Learning opportunities today go beyond school walls, beginning in the home with parents, continuing through early learning centers, elementary, middle and secondary schools, into the halls of higher education and workplaces, and extending into libraries, museums, health centers, community centers, and other institutions within communities. For many Americans, access to the Internet provides unprecedented means to connect to these institutions and the wider world, bridging physical environments and extending opportunities for learning both online and off.
But research has shown that low-income families have access to fewer and less-resourced schools, libraries, community centers, and other local institutions. And if these institutions are connected to the Internet, their broadband infrastructure is likely to be weaker. Many classrooms have connections that are no faster than in individual homes, though they serve exponentially more people, and some classrooms are not connected at all. Libraries and community centers often have limited devices and connectivity, and are not always open during hours when students and families most need them. And while the affluent, and a large portion of the middle-class, have high-speed home connections on desktop or laptop computers, many low-income families continue to lack the resources to connect to the Internet in ways that optimize learning.
As a result, wealthy and middle-income families have gained access to a considerable network of learning opportunities that remain out of reach for under-resourced communities. Even as families across all income levels use smartphones, online courses and on-demand video may require a level of bandwidth that low-income students and families cannot afford.
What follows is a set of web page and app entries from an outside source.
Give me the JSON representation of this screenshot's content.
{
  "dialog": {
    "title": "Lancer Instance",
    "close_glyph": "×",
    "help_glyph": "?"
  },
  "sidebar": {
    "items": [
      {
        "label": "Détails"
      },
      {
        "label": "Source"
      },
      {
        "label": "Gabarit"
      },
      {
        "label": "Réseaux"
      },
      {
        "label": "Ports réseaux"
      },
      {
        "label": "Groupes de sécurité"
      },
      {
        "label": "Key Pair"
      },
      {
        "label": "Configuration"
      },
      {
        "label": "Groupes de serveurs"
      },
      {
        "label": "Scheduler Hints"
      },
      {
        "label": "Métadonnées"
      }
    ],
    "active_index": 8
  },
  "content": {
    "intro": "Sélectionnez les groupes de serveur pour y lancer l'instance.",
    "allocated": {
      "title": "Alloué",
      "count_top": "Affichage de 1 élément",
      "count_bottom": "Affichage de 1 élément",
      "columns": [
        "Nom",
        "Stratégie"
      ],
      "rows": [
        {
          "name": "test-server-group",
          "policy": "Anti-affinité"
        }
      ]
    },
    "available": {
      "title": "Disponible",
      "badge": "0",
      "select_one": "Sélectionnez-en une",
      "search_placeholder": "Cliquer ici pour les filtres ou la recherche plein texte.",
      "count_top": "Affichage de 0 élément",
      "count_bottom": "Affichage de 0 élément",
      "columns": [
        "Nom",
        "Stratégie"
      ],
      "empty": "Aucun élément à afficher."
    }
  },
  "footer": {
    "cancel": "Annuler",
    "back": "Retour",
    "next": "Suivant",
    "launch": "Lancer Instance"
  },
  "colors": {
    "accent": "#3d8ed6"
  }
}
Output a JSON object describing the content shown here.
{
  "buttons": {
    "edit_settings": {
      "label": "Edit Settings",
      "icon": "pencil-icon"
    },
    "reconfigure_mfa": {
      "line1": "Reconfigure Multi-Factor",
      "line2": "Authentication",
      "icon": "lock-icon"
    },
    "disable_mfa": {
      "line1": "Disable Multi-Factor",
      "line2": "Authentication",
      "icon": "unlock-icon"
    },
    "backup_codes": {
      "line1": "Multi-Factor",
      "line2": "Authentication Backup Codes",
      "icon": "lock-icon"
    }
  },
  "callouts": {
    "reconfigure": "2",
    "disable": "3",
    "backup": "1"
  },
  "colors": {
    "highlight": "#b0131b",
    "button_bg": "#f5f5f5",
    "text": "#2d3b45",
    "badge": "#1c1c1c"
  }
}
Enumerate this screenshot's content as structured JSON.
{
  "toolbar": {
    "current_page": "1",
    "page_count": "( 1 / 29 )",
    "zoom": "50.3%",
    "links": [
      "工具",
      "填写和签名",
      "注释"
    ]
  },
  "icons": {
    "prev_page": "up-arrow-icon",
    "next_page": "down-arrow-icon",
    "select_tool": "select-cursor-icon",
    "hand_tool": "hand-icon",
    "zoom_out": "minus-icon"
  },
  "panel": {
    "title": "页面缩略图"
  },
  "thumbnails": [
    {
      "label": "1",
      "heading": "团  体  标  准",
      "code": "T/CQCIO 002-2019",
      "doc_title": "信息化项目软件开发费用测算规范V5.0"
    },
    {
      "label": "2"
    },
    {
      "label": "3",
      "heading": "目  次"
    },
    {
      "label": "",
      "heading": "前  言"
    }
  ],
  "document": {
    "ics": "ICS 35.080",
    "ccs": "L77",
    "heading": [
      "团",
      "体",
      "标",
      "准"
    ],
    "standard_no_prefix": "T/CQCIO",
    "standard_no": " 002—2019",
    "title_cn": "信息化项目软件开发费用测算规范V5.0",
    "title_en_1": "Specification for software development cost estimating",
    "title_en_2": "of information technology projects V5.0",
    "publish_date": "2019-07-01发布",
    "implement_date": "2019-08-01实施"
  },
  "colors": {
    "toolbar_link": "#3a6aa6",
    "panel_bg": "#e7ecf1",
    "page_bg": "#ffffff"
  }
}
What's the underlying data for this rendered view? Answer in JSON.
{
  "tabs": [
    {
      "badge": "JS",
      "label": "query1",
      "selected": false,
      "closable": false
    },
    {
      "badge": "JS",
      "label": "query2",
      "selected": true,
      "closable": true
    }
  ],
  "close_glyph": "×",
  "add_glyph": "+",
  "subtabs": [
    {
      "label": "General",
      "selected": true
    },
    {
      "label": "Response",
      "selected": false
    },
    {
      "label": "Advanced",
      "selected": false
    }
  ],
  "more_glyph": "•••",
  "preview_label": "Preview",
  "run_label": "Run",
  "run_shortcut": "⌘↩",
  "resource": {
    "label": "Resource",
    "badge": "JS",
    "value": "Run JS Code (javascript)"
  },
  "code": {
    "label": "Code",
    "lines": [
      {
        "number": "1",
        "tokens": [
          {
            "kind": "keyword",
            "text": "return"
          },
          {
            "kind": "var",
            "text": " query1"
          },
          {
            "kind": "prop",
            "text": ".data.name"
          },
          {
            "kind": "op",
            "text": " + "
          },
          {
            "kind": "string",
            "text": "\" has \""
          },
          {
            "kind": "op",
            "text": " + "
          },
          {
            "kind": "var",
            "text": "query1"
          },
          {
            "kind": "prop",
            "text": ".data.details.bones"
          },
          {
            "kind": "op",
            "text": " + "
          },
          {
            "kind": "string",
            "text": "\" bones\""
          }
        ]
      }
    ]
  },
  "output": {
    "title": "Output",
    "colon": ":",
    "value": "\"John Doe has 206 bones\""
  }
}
These persisting gaps in Internet access and usage continue to reinforce, and in some cases expand, the digital divide.